Alpha This is a new service – your feedback will help us to improve it.

Contributed by
Street Soccer Scotland


Street Soccer Scotland started using OMBEA software in their ​​new Change Centre Dundee facility to gather live, anonymised feedback from players (service users), volunteers and staff. This encourages quick learning, gives users and the local community a sense of ownership over the centres they operate from and address issues as they arise.

This recipe is contributed by Digital Lifelines Scotland – an initiative led by Scottish Government's Digital Health & Care Directorate with Connecting Scotland.

Recipe status

This recipe has been in use since January 2021.

We are not sharing this recipe as the perfect solution to a problem, but we believe Street Soccer Scotland’s learnings could be very useful to other organisations.

Users and needs served

  • As a member of staff, I need to know how my service is performing so I can improve
  • As a user, I need to have a way to feed back to my service provider anonymously
  • As a user, I want to feel ownership over the service designed for me

Software and tools used


OMBEA provides feedback touchscreens and the software to go with them. They also offer access to online-only feedback options which can be accessed in a browser using a QR code or URL. They offer the option for real-time feedback via tablets and onsite no-contact touch points, which allows for quick learning and implementation of solutions. The online modules also give the option of having a more extensive online survey, and links can be placed in email footers and on QR codes displayed on site.

Street Soccer Scotland looked at one other option of a similar tool called Happy or Not, but the price with OMBEA was lower and the tool did the same job.


Onsite service with a touchpoint package pricing starts from €29. You can get a quote here.

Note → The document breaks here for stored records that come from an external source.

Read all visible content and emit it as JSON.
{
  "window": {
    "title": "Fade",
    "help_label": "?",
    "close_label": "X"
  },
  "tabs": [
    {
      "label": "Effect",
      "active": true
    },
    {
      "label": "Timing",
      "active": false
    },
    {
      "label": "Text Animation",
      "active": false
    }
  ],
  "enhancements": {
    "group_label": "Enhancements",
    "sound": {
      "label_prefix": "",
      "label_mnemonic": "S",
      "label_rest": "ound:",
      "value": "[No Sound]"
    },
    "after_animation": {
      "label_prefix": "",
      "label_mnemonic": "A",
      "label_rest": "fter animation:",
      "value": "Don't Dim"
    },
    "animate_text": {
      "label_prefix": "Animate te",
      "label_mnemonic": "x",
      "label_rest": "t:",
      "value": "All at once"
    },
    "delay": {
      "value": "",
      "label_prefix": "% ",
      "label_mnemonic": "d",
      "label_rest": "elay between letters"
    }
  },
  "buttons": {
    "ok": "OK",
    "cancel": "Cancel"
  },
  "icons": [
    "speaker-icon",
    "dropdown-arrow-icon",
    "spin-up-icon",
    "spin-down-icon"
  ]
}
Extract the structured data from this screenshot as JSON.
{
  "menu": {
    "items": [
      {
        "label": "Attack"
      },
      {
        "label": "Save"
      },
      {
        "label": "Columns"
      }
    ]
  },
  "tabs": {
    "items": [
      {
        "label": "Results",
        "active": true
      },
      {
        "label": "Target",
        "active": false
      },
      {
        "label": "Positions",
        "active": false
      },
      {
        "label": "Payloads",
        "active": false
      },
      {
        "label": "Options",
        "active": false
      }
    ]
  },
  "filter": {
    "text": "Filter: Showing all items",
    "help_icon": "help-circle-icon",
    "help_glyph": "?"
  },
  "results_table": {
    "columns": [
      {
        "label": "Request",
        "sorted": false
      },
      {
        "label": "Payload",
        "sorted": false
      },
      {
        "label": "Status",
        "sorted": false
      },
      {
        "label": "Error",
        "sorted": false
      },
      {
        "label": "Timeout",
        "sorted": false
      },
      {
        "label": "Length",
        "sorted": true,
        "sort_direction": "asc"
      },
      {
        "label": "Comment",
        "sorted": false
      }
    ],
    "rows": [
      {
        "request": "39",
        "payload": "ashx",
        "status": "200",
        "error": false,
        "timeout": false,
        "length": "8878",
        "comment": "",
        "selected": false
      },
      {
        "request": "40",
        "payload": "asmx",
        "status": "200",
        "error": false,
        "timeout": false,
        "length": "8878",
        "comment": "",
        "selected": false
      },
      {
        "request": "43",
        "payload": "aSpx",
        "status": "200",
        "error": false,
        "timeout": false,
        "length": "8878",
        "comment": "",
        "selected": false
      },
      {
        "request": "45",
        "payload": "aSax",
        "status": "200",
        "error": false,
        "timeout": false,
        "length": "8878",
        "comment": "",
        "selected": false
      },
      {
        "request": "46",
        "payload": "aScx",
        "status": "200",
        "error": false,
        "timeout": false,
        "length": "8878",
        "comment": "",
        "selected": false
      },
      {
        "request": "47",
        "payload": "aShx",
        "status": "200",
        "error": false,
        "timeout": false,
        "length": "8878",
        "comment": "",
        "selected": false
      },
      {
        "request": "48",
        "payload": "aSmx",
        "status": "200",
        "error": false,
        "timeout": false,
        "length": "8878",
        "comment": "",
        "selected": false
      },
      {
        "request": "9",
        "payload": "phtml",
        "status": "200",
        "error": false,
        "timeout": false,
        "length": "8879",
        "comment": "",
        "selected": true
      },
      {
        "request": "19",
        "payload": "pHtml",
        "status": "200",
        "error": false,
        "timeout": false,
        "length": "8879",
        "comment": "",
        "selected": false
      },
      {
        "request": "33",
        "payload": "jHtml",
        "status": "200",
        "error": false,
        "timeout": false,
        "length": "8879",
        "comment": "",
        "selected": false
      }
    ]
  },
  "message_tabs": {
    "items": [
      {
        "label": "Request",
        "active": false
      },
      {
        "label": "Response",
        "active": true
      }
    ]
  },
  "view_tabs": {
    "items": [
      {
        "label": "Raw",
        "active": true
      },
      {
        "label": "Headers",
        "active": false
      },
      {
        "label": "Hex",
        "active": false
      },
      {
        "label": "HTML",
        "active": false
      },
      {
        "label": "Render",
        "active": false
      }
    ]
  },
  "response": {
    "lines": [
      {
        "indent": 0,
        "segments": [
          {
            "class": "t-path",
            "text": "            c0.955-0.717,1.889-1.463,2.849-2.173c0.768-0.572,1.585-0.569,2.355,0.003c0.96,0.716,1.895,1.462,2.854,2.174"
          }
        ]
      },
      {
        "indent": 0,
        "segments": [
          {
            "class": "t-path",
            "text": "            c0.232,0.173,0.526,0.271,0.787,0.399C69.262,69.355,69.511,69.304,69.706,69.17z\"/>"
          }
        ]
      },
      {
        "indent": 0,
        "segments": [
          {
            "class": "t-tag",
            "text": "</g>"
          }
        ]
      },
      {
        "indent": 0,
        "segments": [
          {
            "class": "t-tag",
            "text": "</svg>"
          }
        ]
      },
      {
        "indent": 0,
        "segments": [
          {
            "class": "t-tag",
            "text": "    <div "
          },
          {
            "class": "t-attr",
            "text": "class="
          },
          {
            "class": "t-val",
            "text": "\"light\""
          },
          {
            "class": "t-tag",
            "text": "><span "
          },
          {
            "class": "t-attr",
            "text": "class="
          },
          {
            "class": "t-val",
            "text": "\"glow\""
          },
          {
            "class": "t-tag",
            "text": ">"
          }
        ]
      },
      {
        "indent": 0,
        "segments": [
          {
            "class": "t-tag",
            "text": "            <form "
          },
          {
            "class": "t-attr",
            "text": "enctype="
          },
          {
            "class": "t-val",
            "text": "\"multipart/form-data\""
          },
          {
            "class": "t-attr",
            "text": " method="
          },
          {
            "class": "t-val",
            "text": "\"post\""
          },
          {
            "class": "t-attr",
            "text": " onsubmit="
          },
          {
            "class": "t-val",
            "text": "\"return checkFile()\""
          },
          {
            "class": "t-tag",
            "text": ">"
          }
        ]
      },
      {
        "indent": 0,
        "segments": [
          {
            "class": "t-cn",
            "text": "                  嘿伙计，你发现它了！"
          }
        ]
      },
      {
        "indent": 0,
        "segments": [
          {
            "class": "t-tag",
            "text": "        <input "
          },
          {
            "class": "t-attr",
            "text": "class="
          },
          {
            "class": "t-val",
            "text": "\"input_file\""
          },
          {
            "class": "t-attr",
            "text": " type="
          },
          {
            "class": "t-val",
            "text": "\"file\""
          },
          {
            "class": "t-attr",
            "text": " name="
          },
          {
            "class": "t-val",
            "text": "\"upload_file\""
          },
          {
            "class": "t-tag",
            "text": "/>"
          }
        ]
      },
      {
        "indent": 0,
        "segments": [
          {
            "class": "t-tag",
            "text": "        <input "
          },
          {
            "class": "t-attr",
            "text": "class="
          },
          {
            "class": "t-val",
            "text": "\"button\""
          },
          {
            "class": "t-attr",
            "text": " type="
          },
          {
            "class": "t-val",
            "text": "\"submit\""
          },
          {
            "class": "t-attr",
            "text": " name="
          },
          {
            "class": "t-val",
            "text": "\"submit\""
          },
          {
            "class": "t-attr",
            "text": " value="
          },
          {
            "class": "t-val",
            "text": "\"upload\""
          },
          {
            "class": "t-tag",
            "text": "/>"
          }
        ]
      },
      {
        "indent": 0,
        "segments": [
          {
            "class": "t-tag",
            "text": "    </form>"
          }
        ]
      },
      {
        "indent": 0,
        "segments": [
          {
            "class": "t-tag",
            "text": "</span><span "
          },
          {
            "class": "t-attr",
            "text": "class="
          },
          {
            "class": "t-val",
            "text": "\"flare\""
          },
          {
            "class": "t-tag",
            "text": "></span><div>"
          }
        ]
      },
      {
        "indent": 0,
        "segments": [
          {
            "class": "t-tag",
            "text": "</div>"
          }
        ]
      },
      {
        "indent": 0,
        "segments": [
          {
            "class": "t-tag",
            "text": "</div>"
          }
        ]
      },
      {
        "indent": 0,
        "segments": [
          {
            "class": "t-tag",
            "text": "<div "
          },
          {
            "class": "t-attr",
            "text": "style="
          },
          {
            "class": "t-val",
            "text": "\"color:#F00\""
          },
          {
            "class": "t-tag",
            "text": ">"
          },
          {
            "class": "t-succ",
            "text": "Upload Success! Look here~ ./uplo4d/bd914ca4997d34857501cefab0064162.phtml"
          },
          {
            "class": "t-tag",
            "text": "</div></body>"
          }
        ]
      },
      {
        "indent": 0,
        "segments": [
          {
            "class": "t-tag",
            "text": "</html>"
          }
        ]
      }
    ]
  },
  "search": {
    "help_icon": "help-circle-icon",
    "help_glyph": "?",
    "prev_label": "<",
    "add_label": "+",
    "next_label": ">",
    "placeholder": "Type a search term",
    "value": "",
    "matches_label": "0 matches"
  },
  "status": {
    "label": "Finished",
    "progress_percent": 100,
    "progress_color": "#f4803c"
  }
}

The main considerations were price, ease of use and providing a paperless solution. OMBEA’s price is manageable and the software is very easy to use and paperless, except for the touch screens which display the smiley faces in response to a question. The question is printed on paper and displayed in a display case, so making sure the printed question matches the one linked to from the QR code requires a little bit of organisation.

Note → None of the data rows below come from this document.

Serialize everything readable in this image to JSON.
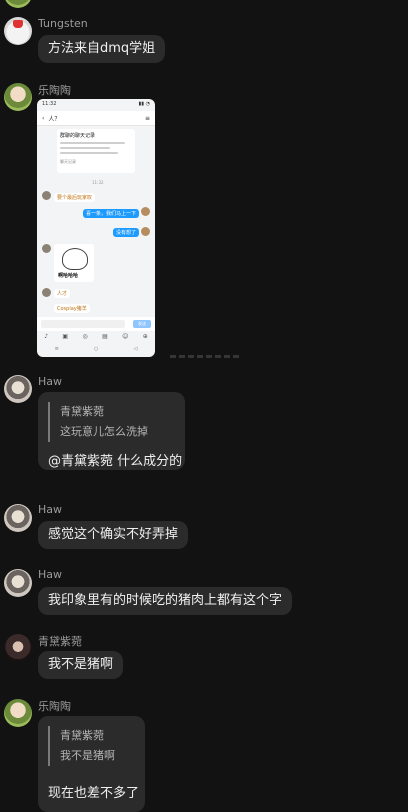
{
  "messages": [
    {
      "sender": "Tungsten",
      "text": "方法来自dmq学姐"
    },
    {
      "sender": "乐陶陶",
      "image": {
        "status_time": "11:32",
        "header_title": "人？",
        "card_title": "群聊的聊天记录",
        "card_tag": "聊天记录",
        "time": "11:32",
        "bubbles": [
          "要个最后玩家叹",
          "喜一条，我们马上一下",
          "没有想了",
          "人才",
          "Cosplay猪羊"
        ],
        "sticker_caption": "啊哈哈哈",
        "send_label": "发送"
      }
    },
    {
      "sender": "Haw",
      "quote_name": "青黛紫菀",
      "quote_text": "这玩意儿怎么洗掉",
      "text": "@青黛紫菀 什么成分的"
    },
    {
      "sender": "Haw",
      "text": "感觉这个确实不好弄掉"
    },
    {
      "sender": "Haw",
      "text": "我印象里有的时候吃的猪肉上都有这个字"
    },
    {
      "sender": "青黛紫菀",
      "text": "我不是猪啊"
    },
    {
      "sender": "乐陶陶",
      "quote_name": "青黛紫菀",
      "quote_text": "我不是猪啊",
      "text": "现在也差不多了"
    }
  ]
}
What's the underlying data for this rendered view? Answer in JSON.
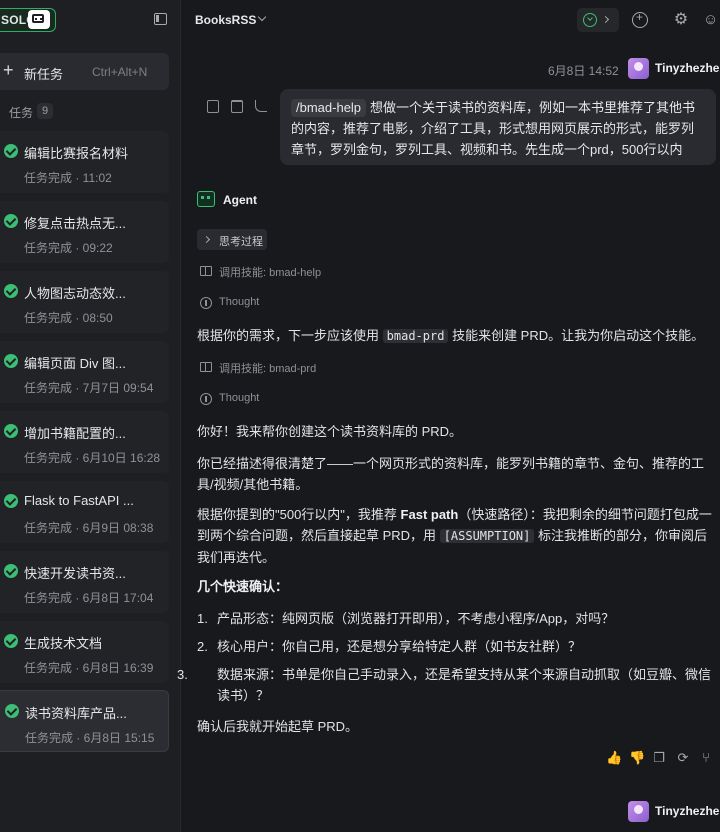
{
  "sidebar": {
    "brand": "SOLO",
    "new_task_label": "新任务",
    "new_task_shortcut": "Ctrl+Alt+N",
    "tasks_header": "任务",
    "tasks_count": "9",
    "tasks": [
      {
        "title": "编辑比赛报名材料",
        "meta": "任务完成 · 11:02"
      },
      {
        "title": "修复点击热点无...",
        "meta": "任务完成 · 09:22"
      },
      {
        "title": "人物图志动态效...",
        "meta": "任务完成 · 08:50"
      },
      {
        "title": "编辑页面 Div 图...",
        "meta": "任务完成 · 7月7日 09:54"
      },
      {
        "title": "增加书籍配置的...",
        "meta": "任务完成 · 6月10日 16:28"
      },
      {
        "title": "Flask to FastAPI ...",
        "meta": "任务完成 · 6月9日 08:38"
      },
      {
        "title": "快速开发读书资...",
        "meta": "任务完成 · 6月8日 17:04"
      },
      {
        "title": "生成技术文档",
        "meta": "任务完成 · 6月8日 16:39"
      },
      {
        "title": "读书资料库产品...",
        "meta": "任务完成 · 6月8日 15:15"
      }
    ]
  },
  "topbar": {
    "repo_name": "BooksRSS"
  },
  "chat": {
    "user_message": {
      "time": "6月8日 14:52",
      "user": "Tinyzhezhe",
      "command": "/bmad-help",
      "text": "想做一个关于读书的资料库，例如一本书里推荐了其他书的内容，推荐了电影，介绍了工具，形式想用网页展示的形式，能罗列章节，罗列金句，罗列工具、视频和书。先生成一个prd，500行以内"
    },
    "agent": {
      "name": "Agent",
      "thinking_label": "思考过程",
      "step1": "调用技能: bmad-help",
      "thought1": "Thought",
      "p1_a": "根据你的需求，下一步应该使用",
      "p1_code": "bmad-prd",
      "p1_b": "技能来创建 PRD。让我为你启动这个技能。",
      "step2": "调用技能: bmad-prd",
      "thought2": "Thought",
      "p2": "你好！我来帮你创建这个读书资料库的 PRD。",
      "p3": "你已经描述得很清楚了——一个网页形式的资料库，能罗列书籍的章节、金句、推荐的工具/视频/其他书籍。",
      "p4_a": "根据你提到的\"500行以内\"，我推荐",
      "p4_bold": "Fast path",
      "p4_b": "（快速路径）：我把剩余的细节问题打包成一到两个综合问题，然后直接起草 PRD，用",
      "p4_code": "[ASSUMPTION]",
      "p4_c": "标注我推断的部分，你审阅后我们再迭代。",
      "confirm_header": "几个快速确认：",
      "q1": "产品形态：纯网页版（浏览器打开即用），不考虑小程序/App，对吗？",
      "q2": "核心用户：你自己用，还是想分享给特定人群（如书友社群）？",
      "q3": "数据来源：书单是你自己手动录入，还是希望支持从某个来源自动抓取（如豆瓣、微信读书）？",
      "closing": "确认后我就开始起草 PRD。"
    },
    "next_user": "Tinyzhezhe"
  },
  "colors": {
    "accent_green": "#3cbf74",
    "background": "#18191d",
    "sidebar": "#1e1f23"
  }
}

The software is very user friendly and intuitive, but just in case anyone struggles it is useful to have the feedback pods somewhere that usually has some staff around to help out.

Recipe steps

1. Devise feedback questions

Think about what it is you want to find out from your users and keep it simple. Answers are given in the form of smiley faces, so phrase the questions with that in mind. Street Soccer Scotland has relationships with a range of universities (Napier, Glasgow Caledonian, Queen Margaret University) who do independent research with Street Soccer Scotland on different topics, but were helpful in thinking about these questions.

2. Install feedback points

Consider how many feedback points you want to install onsite to maximise the volume of unique feedback. Street Soccer Scotland has their feedback points in spaces with high footfall like the entrances and exits and in the community space. In other spaces they will display the QR code for people to scan and respond to the survey questions on their own mobile device.

3. Train staff

There was very little training needed for the OMBEA software – mostly it can be managed by just using common sense.

4. Gather feedback

Gathering feedback on a feedback gathering tool might sound a bit odd, but it can still be done! Street Soccer Scotland did not do targeted feedback gathering but responded to needs present. They added a physical suggestion box at the reception to cater to those who prefer this to digital feedback tools. The suggestions are gathered and shared on the Street Soccer Scotland staff Slack channel daily.

5. Publicise your tool

Ensure that people know that you want to hear from them and you have put a system in place for them to use! Street Soccer Scotland used the TV screens they have in their buildings to display ‘please leave your feedback here’ with an arrow pointing at the newly installed feedback stations. They also ensured that they made the feedback stations part of the setup when they first opened their building to make it part of the routine for people coming in from the get-go. Finally, Street Soccer Scotland staff routinely encourage users to leave their feedback.


In order to ensure that people feel like they can freely express themselves when leaving feedback, Street Soccer Scotland decided not to use any swearing filters. Street Soccer Scotland is keen to facilitate positive experiences for their players. Using this tool means we can highlight positive experiences and also to contact any service that has had any negative feedback and address the situation directly, providing an additional safety net around their players. Finally, the physical location of your feedback station is key, so have a clear focus on the areas you want to put them in to serve the purpose you need them to.


The feedback tool is completely anonymous on first use, however if people want to follow up this anonymity goes which would be something to consider from a GDPR perspective.

Points of contact

For further information about this recipe, you can contact:

Scott Hollinshead, Business Development Manager (Dundee)


Many thanks to Street Soccer Scotland for contributing this recipe.


This recipe is licensed under a Attribution-NonCommercial-ShareAlike 4.0 International Licence.

That means you are free to copy, redistribute, and build on the text of this recipe, but only for non-commercial purposes (if you want to use it for commercial purposes, get in touch with us at [email protected]). You must give credit to both Catalyst and Street Soccer Scotland and link back to this page. If you build on this recipe then you must share your version under this same licence.

Recipe published on June 7th, 2022. Last updated June 8th, 2022